I grew up in Taipei for the first 9 years of my life so misses it horribly. D: food is so insanely cheap and good there.

85 degrees were started by a few post-grads who came back to Taiwan from oversea studies, and they have a central kitchen and the chains basically ORDER all their wares from central kitchen each day. My maternal grandma found out once when she went to buy a specific cake and the counter girl was like "gimme five min, I haven't unpacked everything from delivery yet so not sure if it's in stock" XDDD

The wiki entries on Chiang Kai-Shek is bad because he's such a pivotal and controversial figure in RECENT chinese history. Not sure how the eng. version is, but there's wiki edit wars on the chinese ver ALL THE TIME from mainland China and Taiwan.

REcent chinese history makes me angry and foam at the mouth, so I'll digress from rants on that other than the signage. OH GOD the signage. this is a stupid political war thing leftover.

Chinese is HARD to phoenticize. Taiwan first came up with one version, which mainland China did NOT recognize and came up with their own (and unrecognized vice versa). Given China's population base, pinying soon exceeded Taiwan's in usage/popularity. Thing is, when Chiang Kai-Shek's party LOST power in Taiwan - the new government is headed by a dude who is DUMBER than Bush jr. and tried to undo a LOT of sensible work in education and came up with his OWN party-line-endorsed one. So one street oft has 3 diff phoneticizations. DX

(stupid education reform example: doing away the multiplication table in MATHS cuz it's too hard for kids to memorize. instead of 2x4 =8, you memorize 2+2+2+2=8. WTF)


Dude's now in jail for massive embezzling and bribery, so serves him right. (basically this is a known and accepted practice in chinese politics, but you HAVE to keep your word and actually do a proper job so everyone saves face. not him! he sold to MULTIPLE bidders and just didn't bother carrying promises through for positions/exclusive market/construction contracts so they ALL TURNED and ratted on him. only diehard supporters believe his 'innocence' now, basically.)

/rant. urm, and yeah, Taiwan's FULL of temples. being mostly fishermen, we had a lot of temples for praying for their safety and stuff. I keep wanting to see an actual medium session sometime. XD;

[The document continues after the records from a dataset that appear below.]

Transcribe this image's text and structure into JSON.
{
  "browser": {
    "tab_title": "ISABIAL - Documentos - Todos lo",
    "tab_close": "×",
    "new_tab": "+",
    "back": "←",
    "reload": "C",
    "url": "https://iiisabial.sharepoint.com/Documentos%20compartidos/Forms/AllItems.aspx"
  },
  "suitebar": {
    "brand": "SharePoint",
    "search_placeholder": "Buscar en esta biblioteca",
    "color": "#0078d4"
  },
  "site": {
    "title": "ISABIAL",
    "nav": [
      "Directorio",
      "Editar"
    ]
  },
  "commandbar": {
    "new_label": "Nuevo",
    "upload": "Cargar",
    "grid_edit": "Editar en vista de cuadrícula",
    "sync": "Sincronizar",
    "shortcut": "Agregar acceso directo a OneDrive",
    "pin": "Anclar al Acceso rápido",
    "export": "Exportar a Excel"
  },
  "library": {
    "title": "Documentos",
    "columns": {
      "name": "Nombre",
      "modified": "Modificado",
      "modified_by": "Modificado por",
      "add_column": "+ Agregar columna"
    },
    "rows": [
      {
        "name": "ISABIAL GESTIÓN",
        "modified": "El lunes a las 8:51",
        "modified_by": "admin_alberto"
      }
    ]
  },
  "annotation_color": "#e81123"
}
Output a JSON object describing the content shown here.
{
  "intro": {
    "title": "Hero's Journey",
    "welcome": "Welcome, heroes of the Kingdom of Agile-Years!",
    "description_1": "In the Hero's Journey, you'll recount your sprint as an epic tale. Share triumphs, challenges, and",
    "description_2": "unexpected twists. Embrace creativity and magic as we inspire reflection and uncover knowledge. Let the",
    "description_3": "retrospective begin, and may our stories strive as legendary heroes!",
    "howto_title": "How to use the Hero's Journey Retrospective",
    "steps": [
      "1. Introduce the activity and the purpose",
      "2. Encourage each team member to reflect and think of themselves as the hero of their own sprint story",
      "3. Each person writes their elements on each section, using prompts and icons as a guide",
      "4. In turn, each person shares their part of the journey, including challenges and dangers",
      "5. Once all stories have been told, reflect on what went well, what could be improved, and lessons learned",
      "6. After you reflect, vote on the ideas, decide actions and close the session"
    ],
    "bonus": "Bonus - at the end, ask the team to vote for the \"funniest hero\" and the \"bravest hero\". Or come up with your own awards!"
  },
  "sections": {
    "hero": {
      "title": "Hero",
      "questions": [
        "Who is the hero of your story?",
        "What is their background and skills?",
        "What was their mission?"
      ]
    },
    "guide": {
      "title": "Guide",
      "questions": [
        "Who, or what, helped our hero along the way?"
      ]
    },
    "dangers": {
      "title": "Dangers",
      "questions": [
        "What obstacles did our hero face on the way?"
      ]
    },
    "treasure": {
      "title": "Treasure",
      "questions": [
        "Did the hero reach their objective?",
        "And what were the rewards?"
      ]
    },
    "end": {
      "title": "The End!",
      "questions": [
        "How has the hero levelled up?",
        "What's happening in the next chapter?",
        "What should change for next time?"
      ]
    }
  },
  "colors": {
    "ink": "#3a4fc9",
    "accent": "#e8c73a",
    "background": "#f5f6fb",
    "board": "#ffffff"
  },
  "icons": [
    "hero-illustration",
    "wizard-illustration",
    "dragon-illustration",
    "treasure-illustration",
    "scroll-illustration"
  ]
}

on something happier before I forget: the creepy trees are actually banyu. The hangings are 'breathing roots' and can sometimes put down and become support for the main tree. this is why Banyu is sometimes known as the 'walking tree' and one tree can seem like an entire GROVE. (the roots spread out along the main to become new support trunks taking in air/water/soil and sometimes even AFTER The main body dies the rest of the tree is fine)
sinnatious
Dec. 11th, 2013 01:46 am (UTC)
Nice! Small world. Thanks for all the back story there, gives everything a bit more context! Heh, and probably for the best you didn't direct me to doujinshi stalls, it might have been bad for my luggage limit. :P

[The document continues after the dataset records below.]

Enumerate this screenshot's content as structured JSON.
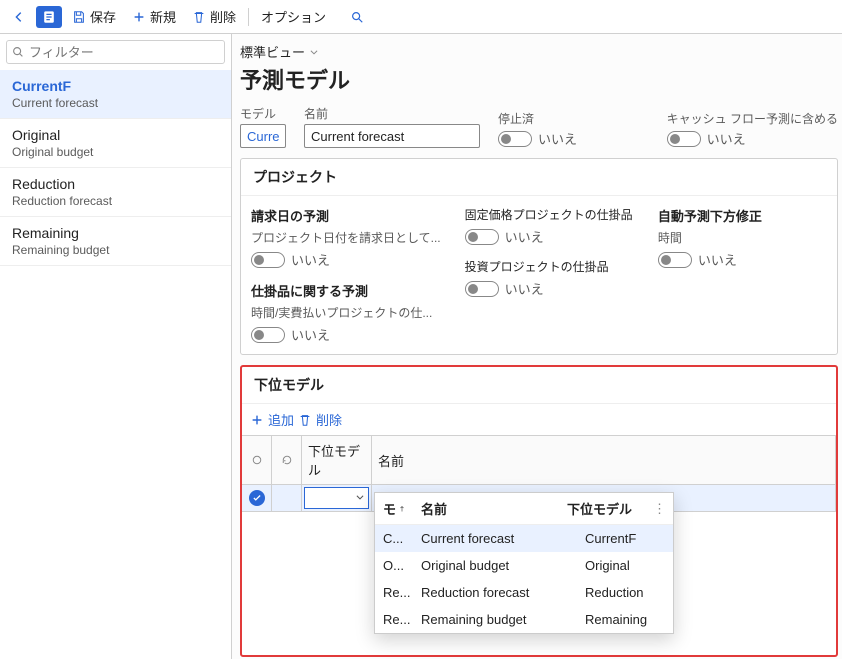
{
  "topbar": {
    "save": "保存",
    "new": "新規",
    "delete": "削除",
    "options": "オプション"
  },
  "sidebar": {
    "filter_placeholder": "フィルター",
    "items": [
      {
        "title": "CurrentF",
        "sub": "Current forecast",
        "selected": true
      },
      {
        "title": "Original",
        "sub": "Original budget",
        "selected": false
      },
      {
        "title": "Reduction",
        "sub": "Reduction forecast",
        "selected": false
      },
      {
        "title": "Remaining",
        "sub": "Remaining budget",
        "selected": false
      }
    ]
  },
  "header": {
    "view_label": "標準ビュー",
    "page_title": "予測モデル",
    "model_label": "モデル",
    "model_value": "Curre",
    "name_label": "名前",
    "name_value": "Current forecast",
    "stopped_label": "停止済",
    "stopped_value": "いいえ",
    "cashflow_label": "キャッシュ フロー予測に含める",
    "cashflow_value": "いいえ"
  },
  "project": {
    "title": "プロジェクト",
    "invoice_group": "請求日の予測",
    "invoice_sub": "プロジェクト日付を請求日として...",
    "invoice_val": "いいえ",
    "wip_group": "仕掛品に関する予測",
    "wip_sub": "時間/実費払いプロジェクトの仕...",
    "wip_val": "いいえ",
    "fixed_label": "固定価格プロジェクトの仕掛品",
    "fixed_val": "いいえ",
    "invest_label": "投資プロジェクトの仕掛品",
    "invest_val": "いいえ",
    "auto_group": "自動予測下方修正",
    "auto_sub": "時間",
    "auto_val": "いいえ"
  },
  "submodel": {
    "title": "下位モデル",
    "add": "追加",
    "delete": "削除",
    "col_model": "下位モデル",
    "col_name": "名前",
    "popup": {
      "col_mo": "モ",
      "col_name": "名前",
      "col_sub": "下位モデル",
      "rows": [
        {
          "mo": "C...",
          "name": "Current forecast",
          "sub": "CurrentF",
          "selected": true
        },
        {
          "mo": "O...",
          "name": "Original budget",
          "sub": "Original",
          "selected": false
        },
        {
          "mo": "Re...",
          "name": "Reduction forecast",
          "sub": "Reduction",
          "selected": false
        },
        {
          "mo": "Re...",
          "name": "Remaining budget",
          "sub": "Remaining",
          "selected": false
        }
      ]
    }
  }
}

Banyu are awesome! I've seen similarly propagating trees at home before but none that looked like that.
caterfree10
Dec. 11th, 2013 12:01 am (UTC)
All this looks so cool! And idk about you, but I loved all the temple pics. Then again, I am a sucker for dragons and since all of them had dragons, I might be slightly biased. x3

But yea, good to know you're having a lot of fun on your world tour so far! Can't wait to see the Japan pics. C: And hey, I'm applying for the JET program right now so I might seem some of those places soon too x3
sinnatious
Dec. 11th, 2013 01:48 am (UTC)
The temples were pretty awesome. Haha, dragons everywhere.

Thanks! And that's brilliant, good luck with the JET application!
firedraygon97
Dec. 11th, 2013 03:22 am (UTC)
Taiwan! And Chiang Kai-Shek! I haven't heard that name since grade 8 history, haha.

That duck thing is extremely creepy. Imagine waiting at the station alone and then it started moving towards you...!!

Safe travels to Japan!
sinnatious
Dec. 11th, 2013 10:17 am (UTC)
D: Someone needs to make a horror movie of it!

Thanks!
rafira
Dec. 12th, 2013 10:53 am (UTC)
wow, gorgeous photos. i'm really glad you posted them!


caaaake
sinnatious
Dec. 14th, 2013 08:52 am (UTC)
So much cake, you have no idea. XD
( 16 comments — Leave a comment )